In such a climate the modern stream of thought was conceived, and it is quite understandable that they should separate religion from the state because of what they see as the failure of the Church and that religion, as they understand it, may not have been sufficient to include all this new developments in science and logic that has been made. (this is truly very crude, i apologize for the lack of refinement). The result of this, in a nutshell, is the style of thinking that we see today; that of secularism and atheism, which, to be honest, is very much understandable if we look at it in the historical context.however, there was never such a tradition in the Islamic world; politics, religion, science and logic has always come hand in hand and there should never be a separation of the state and religion, lest the rulings of God is not enforced. The Islamic tradition has always been an egalitarian one, that everyone is equal in the eyes of God, and that the rulers are merely entrusted with the heavy burden of administrating the earth. This mentality explains the various dynasties in the Islamic world and also the culture of knowledge that evolved in the Muslim world. This is not to say that there wasn’t any such culture in medieval Europe, just that most of the knowledge at that time, as far as i can tell, is in the hands of the monks, and that education is limited to a very few privileged few. When the Western “onslaught” came, it is interesting to note that Muslims, at first, reacted very creatively and was very welcoming of the new innovations of the West. But because of circumstances, and due to some extent to the weakness of Muslims, their empire disintegrated and Western powers started to crave up Muslim lands at their whim. Such a behaviour may be seen as evil to the Muslims, but it is quite normal for any power to do this, and such a thing has always been the wont of men. Reading through histories of other civilizations will convince you of this.
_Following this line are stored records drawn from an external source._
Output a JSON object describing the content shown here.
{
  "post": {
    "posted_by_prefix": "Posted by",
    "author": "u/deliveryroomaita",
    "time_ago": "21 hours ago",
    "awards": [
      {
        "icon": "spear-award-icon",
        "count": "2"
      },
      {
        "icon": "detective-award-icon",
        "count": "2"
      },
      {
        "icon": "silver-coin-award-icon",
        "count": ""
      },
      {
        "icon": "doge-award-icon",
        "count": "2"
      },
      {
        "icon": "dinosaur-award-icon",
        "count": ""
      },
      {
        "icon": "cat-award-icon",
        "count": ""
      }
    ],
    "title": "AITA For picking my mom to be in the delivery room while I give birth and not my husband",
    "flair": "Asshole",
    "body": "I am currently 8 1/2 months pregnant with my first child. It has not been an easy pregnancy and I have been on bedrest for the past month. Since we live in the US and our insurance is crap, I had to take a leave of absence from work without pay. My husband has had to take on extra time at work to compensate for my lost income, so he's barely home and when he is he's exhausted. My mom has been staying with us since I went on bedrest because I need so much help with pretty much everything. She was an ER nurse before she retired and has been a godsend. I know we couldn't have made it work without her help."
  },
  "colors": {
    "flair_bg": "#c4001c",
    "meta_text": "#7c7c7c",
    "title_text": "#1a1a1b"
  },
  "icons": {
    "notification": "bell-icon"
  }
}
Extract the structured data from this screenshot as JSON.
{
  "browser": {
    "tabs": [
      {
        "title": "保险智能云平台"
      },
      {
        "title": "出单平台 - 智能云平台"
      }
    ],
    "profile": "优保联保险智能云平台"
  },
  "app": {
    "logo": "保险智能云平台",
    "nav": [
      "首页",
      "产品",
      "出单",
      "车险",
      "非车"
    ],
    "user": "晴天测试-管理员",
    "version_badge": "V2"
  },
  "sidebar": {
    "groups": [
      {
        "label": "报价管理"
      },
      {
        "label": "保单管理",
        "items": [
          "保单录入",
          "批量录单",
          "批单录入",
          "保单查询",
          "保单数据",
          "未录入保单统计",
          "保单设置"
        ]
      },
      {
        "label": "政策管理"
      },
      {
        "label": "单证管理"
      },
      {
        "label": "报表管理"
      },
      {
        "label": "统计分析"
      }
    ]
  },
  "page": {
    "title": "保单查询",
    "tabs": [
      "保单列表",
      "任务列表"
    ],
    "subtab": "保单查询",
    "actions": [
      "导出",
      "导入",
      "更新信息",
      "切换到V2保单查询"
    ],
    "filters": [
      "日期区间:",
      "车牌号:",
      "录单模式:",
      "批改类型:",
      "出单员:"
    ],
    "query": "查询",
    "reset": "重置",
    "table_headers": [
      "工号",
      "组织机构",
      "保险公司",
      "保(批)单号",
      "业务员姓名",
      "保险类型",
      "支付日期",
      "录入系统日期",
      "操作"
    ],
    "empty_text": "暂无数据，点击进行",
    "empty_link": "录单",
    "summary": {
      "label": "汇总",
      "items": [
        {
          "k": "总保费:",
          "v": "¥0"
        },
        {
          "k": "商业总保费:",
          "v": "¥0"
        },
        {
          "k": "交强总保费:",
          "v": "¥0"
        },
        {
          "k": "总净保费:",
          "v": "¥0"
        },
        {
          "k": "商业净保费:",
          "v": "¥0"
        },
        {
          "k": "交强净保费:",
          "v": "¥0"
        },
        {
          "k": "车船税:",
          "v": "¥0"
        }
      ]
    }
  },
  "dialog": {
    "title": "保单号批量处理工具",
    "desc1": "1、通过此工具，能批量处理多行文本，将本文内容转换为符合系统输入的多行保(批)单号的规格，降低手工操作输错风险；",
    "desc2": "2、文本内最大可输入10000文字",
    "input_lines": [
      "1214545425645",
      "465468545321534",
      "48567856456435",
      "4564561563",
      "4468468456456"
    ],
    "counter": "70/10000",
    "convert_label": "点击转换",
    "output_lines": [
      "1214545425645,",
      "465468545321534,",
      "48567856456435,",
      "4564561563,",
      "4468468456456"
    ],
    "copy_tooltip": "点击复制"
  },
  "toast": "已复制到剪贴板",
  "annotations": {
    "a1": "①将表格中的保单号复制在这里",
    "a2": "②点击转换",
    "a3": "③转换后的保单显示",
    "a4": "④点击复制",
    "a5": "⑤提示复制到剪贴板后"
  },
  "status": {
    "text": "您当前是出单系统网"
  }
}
The reaction by Muslims to this could not have been more pronounced. many of them see the Western advances, with their technological superiority and radically different and alien ideologies must have seemed to them to be an affront to what the whole of Islam, and many of the relics of such thinking is present to even this day; the inherent hatred an suspicion to the West, rejecting everything Western, the longing for the Caliphate system of the past, etc. I am not saying that we should accept everything that is presented before us, nor should we disregard the ideas of bringing the Caliphate back (that is another topic for debate), but what I am trying to put forth here is that the mentality and ideologies of the West has evolved in such circumstances that is understandable, and that Muslims should not have this “siege mentality” that is so very obvious in society. Rather, Muslims should be like the Muslims of old; confident and accommodating to all cultures, taking the good and compatible aspects of other religions and culture to be assimilated into the Muslim Islamic culture, and not shunning other people’s ideas without having first understood whence it comes from and what is the effect of such ideologies to the society of that culture, and what could be the good and bad implications of such ideologies have to the Muslims in general.

Therefore, think before you act.